The indoor environment is an inherently complex system. There’s the building itself, of course. The design, materials, systems, and so much more come together to create a home, office, retail space, hospital, school, and so on. Then, the occupants bring in all their things. As they settle in, their activities come into play as well. Also contributing is the way the building is operated – temperature and humidity settings, ventilation, and maintenance, to name just a few.
So, what happens when something goes wrong – when there’s a flood, fire, or structural damage? That’s where the remediation and restoration processes come in. Damaged materials are removed, replacement materials are put in place, cleaning is performed, and the space is restored to pre-damage condition. That’s the ideal outcome. It seems pretty straight-forward, but you’ve likely experienced your fair share of projects where it wasn’t quite that simple.
So, how do things go sideways? With such a complex system, it’s inevitable that unintended consequences will occur. These could range from unpleasant odors to negative health effects to secondary issues to something completely unexpected. How these consequences are addressed makes all the difference between a satisfied customer and an unhappy one.
This is probably the most common problem, and it may have nothing to do with the quality of your work. Odors occur in an array of different situations.
It may be nothing more than new materials off-gassing at a high rate. All new materials off-gas, meaning chemicals from the manufacturing and/or packaging process are emitted from the surface of the material. New materials have been minimally exposed to air, so the surface is “fresh.” Think of a piece of pine 2x4 that’s been sitting around for a year; it doesn’t have much odor, but if you cut off the end suddenly the pine smell is much stronger. This is what is happening with all the new materials in the building (and many of the older materials as well) and the additive effect can be overwhelming, especially if the ventilation is minimal.

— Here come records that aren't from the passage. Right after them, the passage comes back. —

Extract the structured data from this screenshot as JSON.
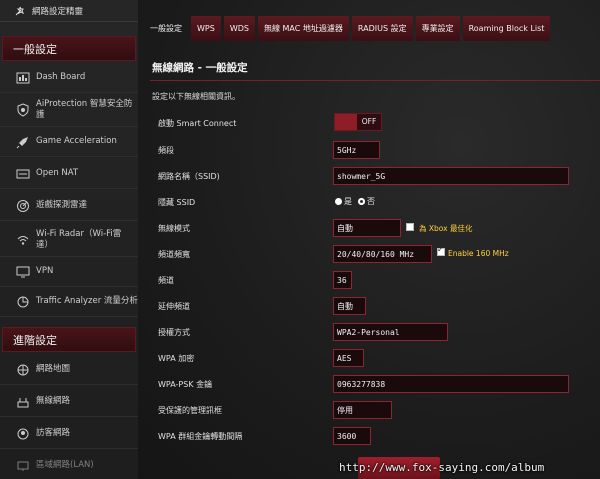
{
  "sidebar": {
    "top_label": "網路設定精靈",
    "section_general": "一般設定",
    "general_items": [
      {
        "label": "Dash Board",
        "icon": "dashboard-icon"
      },
      {
        "label": "AiProtection 智慧安全防\n護",
        "icon": "shield-icon"
      },
      {
        "label": "Game Acceleration",
        "icon": "rocket-icon"
      },
      {
        "label": "Open NAT",
        "icon": "nat-icon"
      },
      {
        "label": "遊戲探測雷達",
        "icon": "radar-icon"
      },
      {
        "label": "Wi-Fi Radar（Wi-Fi雷\n達）",
        "icon": "wifi-radar-icon"
      },
      {
        "label": "VPN",
        "icon": "vpn-icon"
      },
      {
        "label": "Traffic Analyzer 流量分析",
        "icon": "traffic-icon"
      }
    ],
    "section_advanced": "進階設定",
    "advanced_items": [
      {
        "label": "網路地圖",
        "icon": "network-map-icon"
      },
      {
        "label": "無線網路",
        "icon": "wireless-icon"
      },
      {
        "label": "訪客網路",
        "icon": "guest-network-icon"
      },
      {
        "label": "區域網路(LAN)",
        "icon": "lan-icon"
      }
    ]
  },
  "tabs": [
    {
      "label": "一般設定",
      "active": true
    },
    {
      "label": "WPS",
      "active": false
    },
    {
      "label": "WDS",
      "active": false
    },
    {
      "label": "無線 MAC 地址過濾器",
      "active": false
    },
    {
      "label": "RADIUS 設定",
      "active": false
    },
    {
      "label": "專業設定",
      "active": false
    },
    {
      "label": "Roaming Block List",
      "active": false
    }
  ],
  "page": {
    "title": "無線網路 - 一般設定",
    "description": "設定以下無線相關資訊。"
  },
  "fields": {
    "smart_connect": {
      "label": "啟動 Smart Connect",
      "state": "OFF"
    },
    "band": {
      "label": "頻段",
      "value": "5GHz"
    },
    "ssid": {
      "label": "網路名稱（SSID)",
      "value": "showmer_5G"
    },
    "hide_ssid": {
      "label": "隱藏 SSID",
      "yes": "是",
      "no": "否",
      "selected": "否"
    },
    "wireless_mode": {
      "label": "無線模式",
      "value": "自動",
      "xbox_label": "為 Xbox 最佳化",
      "xbox_checked": false
    },
    "bandwidth": {
      "label": "頻道頻寬",
      "value": "20/40/80/160 MHz",
      "enable160_label": "Enable 160 MHz",
      "enable160_checked": true
    },
    "channel": {
      "label": "頻道",
      "value": "36"
    },
    "ext_channel": {
      "label": "延伸頻道",
      "value": "自動"
    },
    "auth_method": {
      "label": "授權方式",
      "value": "WPA2-Personal"
    },
    "wpa_encryption": {
      "label": "WPA 加密",
      "value": "AES"
    },
    "wpa_psk": {
      "label": "WPA-PSK 金鑰",
      "value": "0963277838"
    },
    "pmf": {
      "label": "受保護的管理訊框",
      "value": "停用"
    },
    "group_key_interval": {
      "label": "WPA 群組金鑰轉動間隔",
      "value": "3600"
    }
  },
  "watermark": "http://www.fox-saying.com/album",
  "colors": {
    "accent": "#8b2530",
    "highlight": "#ffd23c"
  }
}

Interactions among materials, activities, or conditions are also quite common. For example, let’s say the remediation included replacement and subsequent painting of a large section of drywall. There’s a strong odor and ozone generators are brought in to get rid of that odor, however, after the treatment there is a different but still unpleasant odor. Ozone can affect the structure of the paint itself, breaking the bonds that bind the paint together. It won’t look any different but the smaller chemicals that are generated by this process, typically an array of acids and aldehydes, cause a really unpleasant odor. This is sometimes referred to as “sour paint.” Unfortunately, there’s very little that can be done to address this problem. Sealers are helpful but may not be sufficient to prevent the odor from leaking through light fixtures and electrical sockets from the back side of the drywall.
A similar situation occurs with spray foam insulation when the temperature, mixture proportion, flow rate, thickness, or light exposure are outside acceptable parameters. The resulting applied spray foam does not cure properly and often leads to significant odor or health problems. It’s not really feasible to effectively seal spray foam insulation so complete removal is the only option, and since it’s not meant to come out this can be a challenging undertaking.
Negative Health Effects
These can be devastating and sometimes exceptionally difficult to track down, especially if the symptoms are mild at first. I won’t go into a lot of detail regarding possible symptoms; almost any symptom or condition can arise from or be exacerbated by poor indoor environmental quality.
There may simply be too much in the air for the body to handle, this is referred to as the toxic body burden. Again, new materials will add significantly to what’s in the air. And sometimes it’s less the amount than the composition. We’re all familiar with formaldehyde which is present in all wood materials and is especially high in any products with formaldehyde-containing resins. When you add wood flooring, furniture and the wood contained in the building itself it can amount to quite a bit.
Adhesives can be pretty potent as well, especially those containing aromatic or chlorinated solvents. Paints and other coatings are another substantial source. As a side note, low and no-VOC coatings still contain VOCs; there is a technical definition of a VOC that allows for use of “exempt” VOCs in place of more traditional hydrocarbon mixtures.
Secondary issues or effects can be a bit harder to pin down. One of the largest is the ventilation configuration. Whether mechanical (open windows) or a forced air system, the amount of outside “fresh” air will have a major effect on the indoor environment. A very tight building with minimal air turnover that uses the lowest emitting materials possible will likely still have a sizable indoor air problem while a looser building that has higher emitting materials may actually have better indoor air quality.
Another aspect is the general condition or maintenance of the building. The problem area may have been properly remediated but if there are other problems it may appear that the work was incomplete or ineffective.
Every project brings its own unique circumstances and challenges. Having a good understanding of how the various pieces interact will go a long way toward addressing the inevitable problems quickly and effectively.